KUALA LUMPUR: A further cut in Malaysia’s key interest rate so soon this year might have pushed inflationary tendencies, economists said.
They expect the country to adopt accomodative monetary policy in facing the bumpy road to recovery after Bank Negara Malaysia decided to keep its Overnight Policy Rate (OPR).
“If inflationary tendencies prevail, purchasing power will be compromised during an already difficult moment.
“On the contrary, now we need purchasing power to be restored and saving to be rebuilt in order to grant the creation of funds available for investment,” Dr Carmelo Ferlito of the Centre for Market Education said.
Bank Negara has decided to maintain the OPR at 1.75 per cent following its Monetary Policy Committee meeting on Wednesday.
This follows continued recovery in the global economy, although Bank Negara felt downside risks remained amid uncertainties surrounding Covid-19.
“The global economy continues to recover, led by improvements in manufacturing and export activity. However, the recent resurgence of Covid-19 cases and the subsequent containment measures have affected economic activity in several major economies.
“The expedited roll-out of mass vaccination programmes, together with ongoing policy support, are expected to lift global growth prospects going forward. Financial conditions also remain supportive,” said the central bank.
Ferlito said the current interest rates were already low enough to stimulate growth, and hence the impact of another rate cut was “unlikely to be significant”.
“Too low an OPR could eventually incentivise bad investments. The cut is a signal and its consequences depend very much on how this signal is interpreted by market players. If it is interpreted as a signal of nervousness, then investors will remain on the ‘wait and see’,” he added.
Bank Muamalat Malaysia Bhd economist Izuan Ahmad said it might be too early for Bank Negara to make any downward revision this year.
Izuan told the New Straits Times that this time around, many important factors must be considered before deciding on rate changes.

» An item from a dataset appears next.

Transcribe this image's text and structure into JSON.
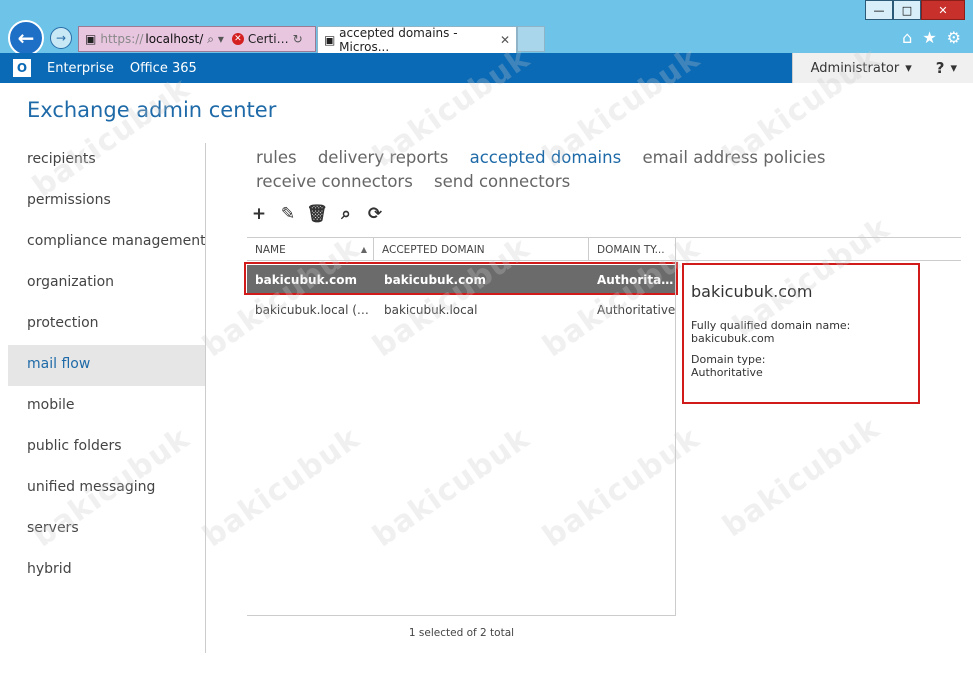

This included actual economic performance for 2020, severity of Movement Control Order (MCO) 2.0 on economic and financial conditions, availability and level of success of the vaccination programme, and year-end results of the banking sector.
He said successful containment of Covid-19 infections locally and globally would strongly determine whether the expected economic recovery could materialise this year.
“As such, Bank Negara is highly expected to adopt accomodative monetary policy in facing the bumpy road to recovery throughout the year,” he said.
Putra Business School associate professor Dr Ahmed Razman Abdul Latiff said Bank Negara had taken a measured approach in maintaining the OPR, taking into consideration the latest health, politics and economic situation of the country.
Ahmed Razman said because of all these factors, the decision was not to follow the strategy of other countries such as the United State and United Kingdom in reducing their rates to bare minimum.
“If such a measure is implemented here without careful consideration, it can cause liquidity traps and harm the economy further.
“People will simply withdraw their money from the bank (due to low interest rate) and instead of using it for creating businesses or spending, they will spend it on paying debts and buying shares which are not that helpful in boosting the economy.
“A very low interest rate will also cause the bank to have low deposits and this will make them more selective in giving loans, which can cause the businesses to suffer due to unavailability of funds,” he added.